Yesterday (Jan. 11) Instagram announced that Instagram Stories, a feature it launched in August 2016 that was a blatant copy of Snapchat, has accumulated 150 million daily active users. That’s exactly how many users Snapchat had as of June 2016. That in turn means it’s taken Instagram Stories about four months to get the same number of users it took Snapchat over four years to attract.

The feature’s fast uptake suggests that Facebook has a formidable competitor to Snapchat under its belt, which could put pressure on the latter as it prepares for an IPO.

After Snapchat rejected Facebook’s offer to purchase the company in late 2013 for a reported $3 billion, Facebook has made efforts to outdo the social media app, correctly sensing Snapchat had tapped into the next big trend in mobile. But its first attempts, the apps Poke and Slingshot, shuttered almost as soon as they launched. Instagram Stories had a distinct advantage, however, as it appears within Instagram itself, thereby available to hundreds of millions of users without requiring a trip to the app store.

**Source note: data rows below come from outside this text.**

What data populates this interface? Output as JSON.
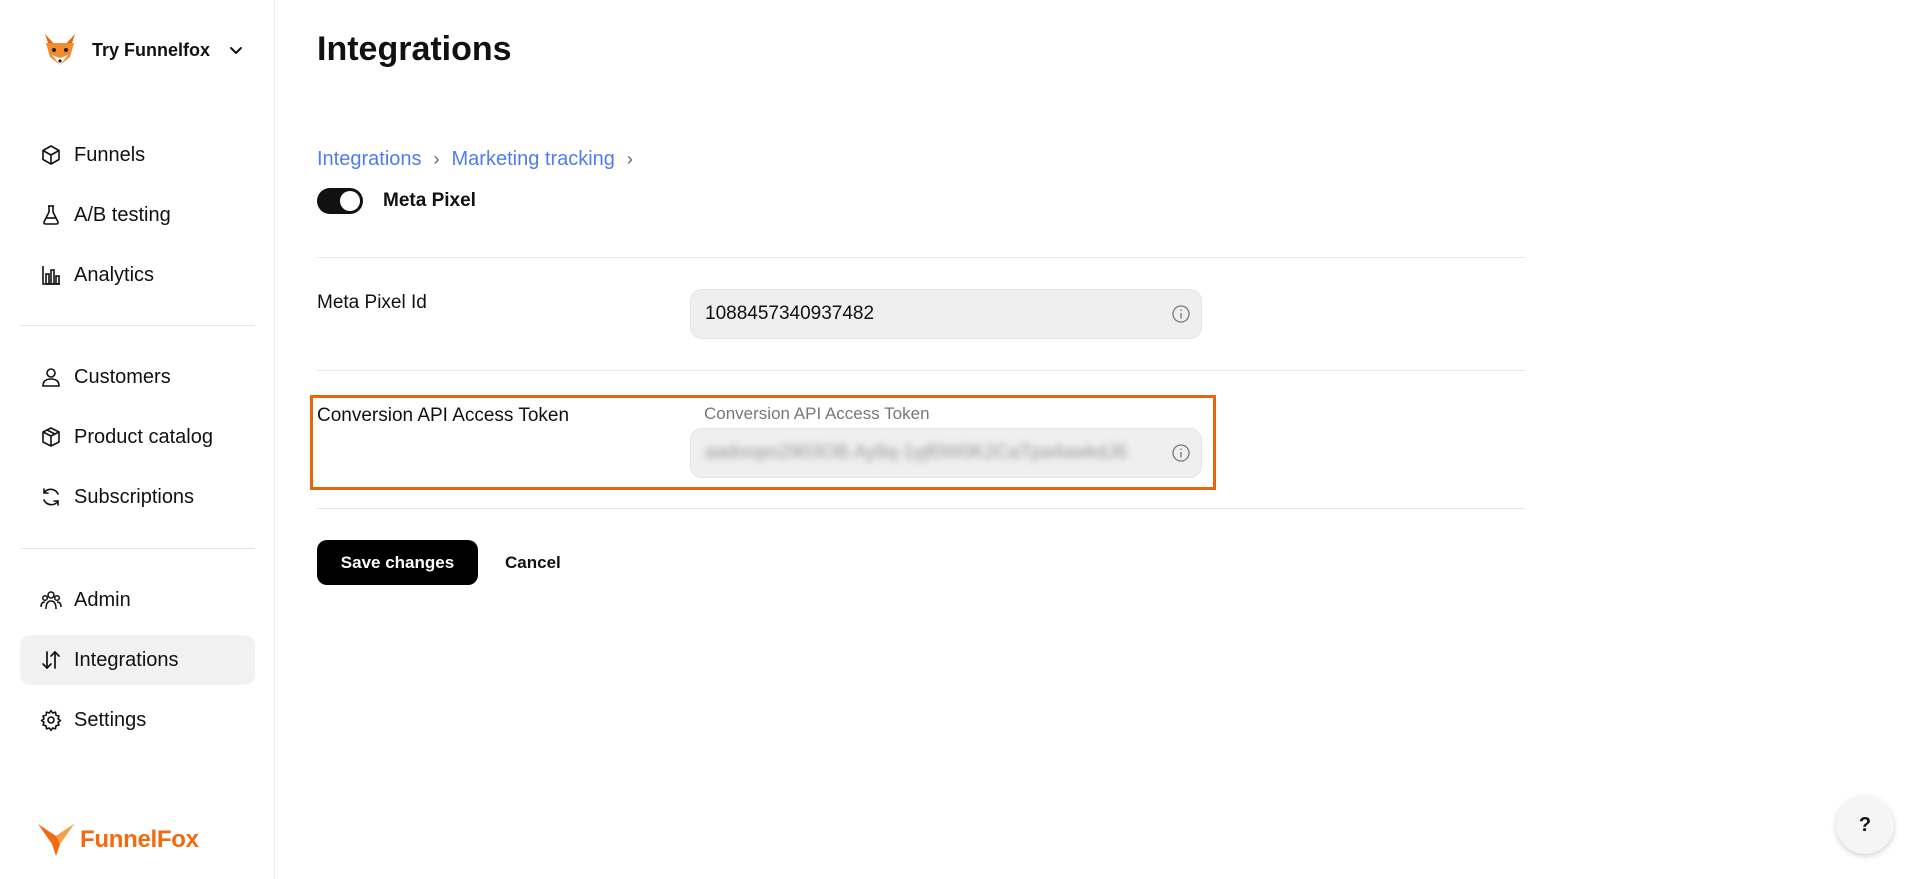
{
  "workspace": {
    "name": "Try Funnelfox"
  },
  "nav": {
    "group1": [
      {
        "label": "Funnels",
        "icon": "cube-icon"
      },
      {
        "label": "A/B testing",
        "icon": "flask-icon"
      },
      {
        "label": "Analytics",
        "icon": "bar-chart-icon"
      }
    ],
    "group2": [
      {
        "label": "Customers",
        "icon": "user-icon"
      },
      {
        "label": "Product catalog",
        "icon": "box-icon"
      },
      {
        "label": "Subscriptions",
        "icon": "refresh-icon"
      }
    ],
    "group3": [
      {
        "label": "Admin",
        "icon": "admin-users-icon"
      },
      {
        "label": "Integrations",
        "icon": "arrows-updown-icon",
        "active": true
      },
      {
        "label": "Settings",
        "icon": "gear-icon"
      }
    ]
  },
  "brand": {
    "name": "FunnelFox",
    "color": "#f26b0f"
  },
  "page": {
    "title": "Integrations",
    "breadcrumb": [
      "Integrations",
      "Marketing tracking"
    ],
    "integration_name": "Meta Pixel",
    "integration_enabled": true
  },
  "fields": {
    "pixel_id": {
      "label": "Meta Pixel Id",
      "value": "1088457340937482"
    },
    "access_token": {
      "label": "Conversion API Access Token",
      "floating_label": "Conversion API Access Token",
      "value": "aadoopo2903OB.Ay8q-1yjf0W0K2CaTpa4awkdJ6"
    }
  },
  "actions": {
    "save": "Save changes",
    "cancel": "Cancel"
  },
  "help": {
    "label": "?"
  },
  "colors": {
    "accent_link": "#4f7cf0",
    "highlight": "#e8640e"
  }
}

Instagram Stories closely mimics Snapchat—users can broadcast short videos to their followers, which disappear 24 hours after getting sent out. Upon its launch Instagram CEO Kevin Systrom said he felt no shame about playing the role of copycat. In an interview with TechCrunch at the time of its launch, he admitted that Snapchat “deserve[s] all the credit” for the concept, adding that copying ideas remains somewhat of a tradition in Silicon Valley. “Gmail was not the first email client. Google Maps was certainly not the first map. The iPhone was definitely not the first phone. The question is what do you do with that format?” Systrom said.

The feature’s growth has led Instagram to start launching advertising within Instagram Stories’ stream of videos—meaning that in between clips sent out by friends, viewers will see video ads placed by big brands. Already, it has signed on Netflix, Nike, and Buick as clients. This means that Instagram will compete directly with Snapchat for advertising dollars.

It’s not clear if Instagram Stories is stealing users away from Snapchat, or merely attracting new users to video sharing. Snapchat’s user base likely skews younger than Instagram’s, which has been around for much longer. Instagram also has a lead on Snapchat beyond North America—60 percent of Snapchat users reside outside of the US and Canada as of September 2016, compared to 80 percent for Instagram as of June 2016. Last week, Snapchat’s parent Snap declared its London office its “international headquarters,” suggesting that a broader global push is on the way.

Snap’s listing is reported to occur this March, at a $25 billion valuation. While the company has generated $1 billion in revenue, it has yet to make a profit. Newly-listed internet companies are often relieved from pressure to give investors returns immediately, as shareholders prioritize growth over making money. But against a fast-growing competitor with plenty of cash from Facebook, that pressure could come sooner rather than later.